jjp9999 writes "Manhattan District Attorney Cyrus Vance says cybercrimes are the fastest growing crimes in New York City, and criminals of all types are finding uses for digital tools. The Epoch Times reports that during a Feb. 28 event, Vance said it has reached a point where 'It is rare that a case does not involve some kind of cyber or computer element that we prosecute in our office — whether it is homicide, whether it's financial crime case, whether it's a gang case where the gang members are posting on Facebook where they're going to meet.' He also noted that organized crime groups in New York are shifting their focus to cybercrime, and that many local criminals are working with international hackers."

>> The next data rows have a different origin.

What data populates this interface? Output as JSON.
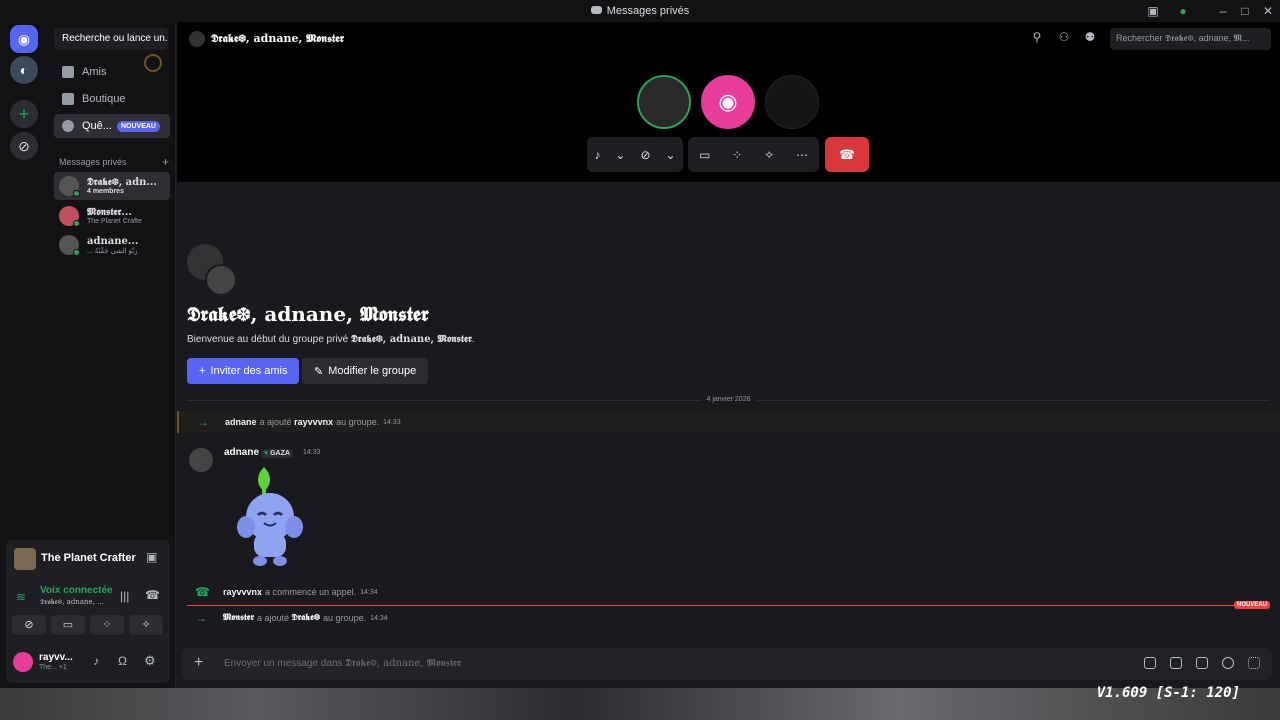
{
  "titlebar": {
    "title": "Messages privés"
  },
  "sidebar": {
    "search_label": "Recherche ou lance un...",
    "nav": [
      {
        "label": "Amis"
      },
      {
        "label": "Boutique"
      },
      {
        "label": "Quê...",
        "badge": "NOUVEAU"
      }
    ],
    "dm_header": "Messages privés",
    "dms": [
      {
        "name": "𝕯𝖗𝖆𝖐𝖊❆, adn...",
        "status": "4 membres"
      },
      {
        "name": "𝕸𝖔𝖓𝖘𝖙𝖊𝖗...",
        "status": "The Planet Crafte"
      },
      {
        "name": "adnane...",
        "status": "... زِنْوَ الشيِ جَفْنَهُ"
      }
    ]
  },
  "voice": {
    "game": "The Planet Crafter",
    "status": "Voix connectée",
    "channel": "𝕯𝖗𝖆𝖐𝖊❆, adnane, ..."
  },
  "user": {
    "name": "rayvv...",
    "status": "The... +1"
  },
  "header": {
    "title": "𝕯𝖗𝖆𝖐𝖊❆, adnane, 𝕸𝖔𝖓𝖘𝖙𝖊𝖗",
    "search_placeholder": "Rechercher 𝕯𝖗𝖆𝖐𝖊❆, adnane, 𝕸..."
  },
  "chat": {
    "group_title": "𝕯𝖗𝖆𝖐𝖊❆, adnane, 𝕸𝖔𝖓𝖘𝖙𝖊𝖗",
    "welcome_prefix": "Bienvenue au début du groupe privé ",
    "welcome_name": "𝕯𝖗𝖆𝖐𝖊❆, adnane, 𝕸𝖔𝖓𝖘𝖙𝖊𝖗",
    "welcome_suffix": ".",
    "invite_label": "Inviter des amis",
    "edit_label": "Modifier le groupe",
    "date": "4 janvier 2026",
    "sys1": {
      "actor": "adnane",
      "verb": "a ajouté",
      "target": "rayvvvnx",
      "suffix": "au groupe.",
      "time": "14:33"
    },
    "msg1": {
      "author": "adnane",
      "tag": "GAZA",
      "time": "14:33"
    },
    "sys2": {
      "actor": "rayvvvnx",
      "verb": "a commencé un appel.",
      "time": "14:34"
    },
    "new_label": "NOUVEAU",
    "sys3": {
      "actor": "𝕸𝖔𝖓𝖘𝖙𝖊𝖗",
      "verb": "a ajouté",
      "target": "𝕯𝖗𝖆𝖐𝖊❆",
      "suffix": "au groupe.",
      "time": "14:34"
    },
    "composer_prefix": "Envoyer un message dans ",
    "composer_name": "𝕯𝖗𝖆𝖐𝖊❆, adnane, 𝕸𝖔𝖓𝖘𝖙𝖊𝖗"
  },
  "overlay": {
    "version": "V1.609 [S-1: 120]"
  },
  "colors": {
    "accent": "#5865f2",
    "danger": "#da373c",
    "online": "#23a55a",
    "pink": "#e73c9a"
  }
}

alphadogg writes "Cisco has offered to 'take back' routers it sold to West Virginia if the state finds they are inappropriate for its needs, according to a post on wvgazette.com. The offer is in response to a state auditor's finding (PDF) that West Virginia wasted $8 million — and perhaps as much as $15 million — in acquiring 1,164 ISR model 3945 branch routers from Cisco in 2010 for $24 million in federal stimulus funds, or over $20,000 per router. The auditor found that hundreds of sites around the state — libraries, schools and State Police facilities — could have been just as suitably served with lower-end, less expensive routers."